--- Records shown Enclosed Below ---

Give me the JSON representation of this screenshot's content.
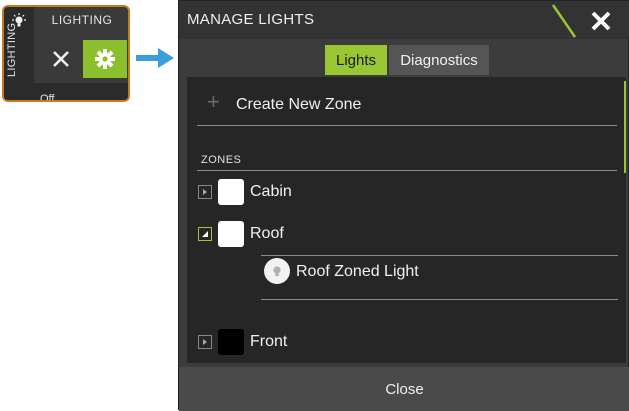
{
  "widget": {
    "side_label": "LIGHTING",
    "title": "LIGHTING",
    "status": "Off",
    "colors": {
      "border": "#c77a1e",
      "settings_bg": "#8cbf2e"
    }
  },
  "dialog": {
    "title": "MANAGE LIGHTS",
    "tabs": [
      {
        "label": "Lights",
        "active": true
      },
      {
        "label": "Diagnostics",
        "active": false
      }
    ],
    "create_zone_label": "Create New Zone",
    "zones_header": "ZONES",
    "zones": [
      {
        "label": "Cabin",
        "expanded": false,
        "swatch": "#ffffff"
      },
      {
        "label": "Roof",
        "expanded": true,
        "swatch": "#ffffff"
      },
      {
        "label": "Front",
        "expanded": false,
        "swatch": "#000000"
      }
    ],
    "roof_light": {
      "label": "Roof Zoned Light",
      "icon": "bulb-icon"
    },
    "close_label": "Close",
    "accent": "#9bc634"
  }
}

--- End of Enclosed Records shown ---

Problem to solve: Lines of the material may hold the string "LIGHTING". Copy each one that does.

Reply to the exercise:
    "side_label": "LIGHTING",
    "title": "LIGHTING",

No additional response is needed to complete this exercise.